Scan the entries line by line and return those with "JSON".
===== RECORDS FOR THE EXERCISE =====
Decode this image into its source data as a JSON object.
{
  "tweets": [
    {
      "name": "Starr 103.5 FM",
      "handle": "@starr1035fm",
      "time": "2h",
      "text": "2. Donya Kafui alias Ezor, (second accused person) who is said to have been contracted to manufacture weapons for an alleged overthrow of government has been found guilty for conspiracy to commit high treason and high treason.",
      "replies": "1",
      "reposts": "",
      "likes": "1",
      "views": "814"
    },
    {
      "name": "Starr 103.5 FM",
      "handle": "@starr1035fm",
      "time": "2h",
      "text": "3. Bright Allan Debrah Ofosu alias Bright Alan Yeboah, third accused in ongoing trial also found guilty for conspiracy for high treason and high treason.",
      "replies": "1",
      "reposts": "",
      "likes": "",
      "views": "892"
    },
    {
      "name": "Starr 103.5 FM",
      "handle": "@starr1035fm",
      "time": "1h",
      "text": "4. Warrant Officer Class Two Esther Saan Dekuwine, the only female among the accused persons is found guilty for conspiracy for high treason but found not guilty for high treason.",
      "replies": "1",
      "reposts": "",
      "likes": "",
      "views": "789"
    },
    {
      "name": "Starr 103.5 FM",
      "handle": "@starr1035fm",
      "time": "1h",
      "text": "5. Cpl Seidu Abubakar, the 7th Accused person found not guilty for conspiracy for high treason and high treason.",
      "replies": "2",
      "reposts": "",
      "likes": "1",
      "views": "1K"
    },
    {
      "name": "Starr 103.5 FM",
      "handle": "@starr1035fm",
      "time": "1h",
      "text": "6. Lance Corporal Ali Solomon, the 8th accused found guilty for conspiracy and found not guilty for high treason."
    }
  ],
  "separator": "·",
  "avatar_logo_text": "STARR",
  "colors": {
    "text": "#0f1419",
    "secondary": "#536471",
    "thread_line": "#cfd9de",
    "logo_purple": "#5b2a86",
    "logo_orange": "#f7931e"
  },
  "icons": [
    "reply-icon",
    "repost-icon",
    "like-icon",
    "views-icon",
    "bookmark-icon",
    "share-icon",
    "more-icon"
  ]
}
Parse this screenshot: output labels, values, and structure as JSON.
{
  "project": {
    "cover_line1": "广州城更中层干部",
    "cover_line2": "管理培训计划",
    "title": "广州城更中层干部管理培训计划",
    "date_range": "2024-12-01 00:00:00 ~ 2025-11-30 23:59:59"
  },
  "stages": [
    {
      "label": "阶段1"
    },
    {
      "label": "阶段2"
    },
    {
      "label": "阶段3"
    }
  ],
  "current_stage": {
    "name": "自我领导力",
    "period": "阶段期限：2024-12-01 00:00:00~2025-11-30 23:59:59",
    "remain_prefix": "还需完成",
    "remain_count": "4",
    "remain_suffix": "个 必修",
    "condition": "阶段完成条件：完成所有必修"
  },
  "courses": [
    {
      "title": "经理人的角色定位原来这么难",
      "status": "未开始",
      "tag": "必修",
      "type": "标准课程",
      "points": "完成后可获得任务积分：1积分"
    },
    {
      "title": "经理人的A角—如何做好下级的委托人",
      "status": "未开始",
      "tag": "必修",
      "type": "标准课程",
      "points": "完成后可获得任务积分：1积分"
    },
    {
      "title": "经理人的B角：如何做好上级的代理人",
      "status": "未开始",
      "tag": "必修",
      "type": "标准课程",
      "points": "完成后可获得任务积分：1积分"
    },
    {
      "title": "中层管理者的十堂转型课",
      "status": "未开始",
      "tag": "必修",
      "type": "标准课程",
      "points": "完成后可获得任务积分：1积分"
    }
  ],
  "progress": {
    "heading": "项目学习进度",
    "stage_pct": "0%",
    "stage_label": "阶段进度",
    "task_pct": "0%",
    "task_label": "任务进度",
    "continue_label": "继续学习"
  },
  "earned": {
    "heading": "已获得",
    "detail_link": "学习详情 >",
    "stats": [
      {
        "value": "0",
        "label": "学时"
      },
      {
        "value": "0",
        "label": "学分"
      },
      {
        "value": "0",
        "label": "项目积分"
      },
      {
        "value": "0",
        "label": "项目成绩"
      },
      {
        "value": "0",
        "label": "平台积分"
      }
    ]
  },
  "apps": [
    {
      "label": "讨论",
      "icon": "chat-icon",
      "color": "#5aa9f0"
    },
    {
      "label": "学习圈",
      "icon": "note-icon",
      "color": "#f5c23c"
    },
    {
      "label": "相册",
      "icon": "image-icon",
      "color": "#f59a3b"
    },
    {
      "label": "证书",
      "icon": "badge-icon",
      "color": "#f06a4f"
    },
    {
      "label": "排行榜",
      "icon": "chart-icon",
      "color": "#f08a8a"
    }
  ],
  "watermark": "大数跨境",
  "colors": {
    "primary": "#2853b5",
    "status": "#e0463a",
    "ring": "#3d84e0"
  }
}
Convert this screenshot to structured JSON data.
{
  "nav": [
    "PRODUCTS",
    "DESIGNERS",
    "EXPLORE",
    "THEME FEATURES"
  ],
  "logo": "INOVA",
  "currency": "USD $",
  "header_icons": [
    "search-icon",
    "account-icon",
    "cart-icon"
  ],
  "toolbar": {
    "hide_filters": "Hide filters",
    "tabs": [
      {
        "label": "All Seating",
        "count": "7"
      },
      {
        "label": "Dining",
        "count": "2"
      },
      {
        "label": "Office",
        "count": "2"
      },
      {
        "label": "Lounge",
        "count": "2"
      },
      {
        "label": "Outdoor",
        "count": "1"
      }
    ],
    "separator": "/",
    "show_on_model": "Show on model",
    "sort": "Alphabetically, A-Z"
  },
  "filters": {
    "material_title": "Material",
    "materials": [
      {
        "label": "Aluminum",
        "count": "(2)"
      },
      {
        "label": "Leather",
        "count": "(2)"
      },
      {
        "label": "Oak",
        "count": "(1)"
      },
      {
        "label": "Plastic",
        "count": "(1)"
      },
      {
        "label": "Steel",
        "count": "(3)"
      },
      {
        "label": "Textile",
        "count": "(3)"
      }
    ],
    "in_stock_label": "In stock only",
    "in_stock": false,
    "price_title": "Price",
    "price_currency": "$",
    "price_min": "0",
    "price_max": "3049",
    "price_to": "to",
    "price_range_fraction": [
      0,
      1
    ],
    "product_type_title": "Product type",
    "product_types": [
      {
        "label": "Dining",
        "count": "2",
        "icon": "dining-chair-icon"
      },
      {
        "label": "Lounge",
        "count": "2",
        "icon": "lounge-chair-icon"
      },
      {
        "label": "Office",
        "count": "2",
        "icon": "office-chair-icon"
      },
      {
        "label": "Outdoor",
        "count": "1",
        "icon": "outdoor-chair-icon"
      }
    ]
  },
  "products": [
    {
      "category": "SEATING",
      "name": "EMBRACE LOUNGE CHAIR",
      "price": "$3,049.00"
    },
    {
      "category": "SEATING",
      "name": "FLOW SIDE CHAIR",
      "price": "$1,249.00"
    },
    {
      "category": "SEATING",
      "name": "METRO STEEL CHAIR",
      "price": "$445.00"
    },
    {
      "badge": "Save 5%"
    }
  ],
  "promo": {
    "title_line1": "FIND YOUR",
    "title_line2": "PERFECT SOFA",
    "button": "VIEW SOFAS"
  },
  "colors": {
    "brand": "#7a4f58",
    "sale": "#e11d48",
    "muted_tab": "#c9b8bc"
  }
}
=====
## TASK SOLUTION
Decode this image into its source data as a JSON object.
Parse this screenshot: output labels, values, and structure as JSON.
Convert this screenshot to structured JSON data.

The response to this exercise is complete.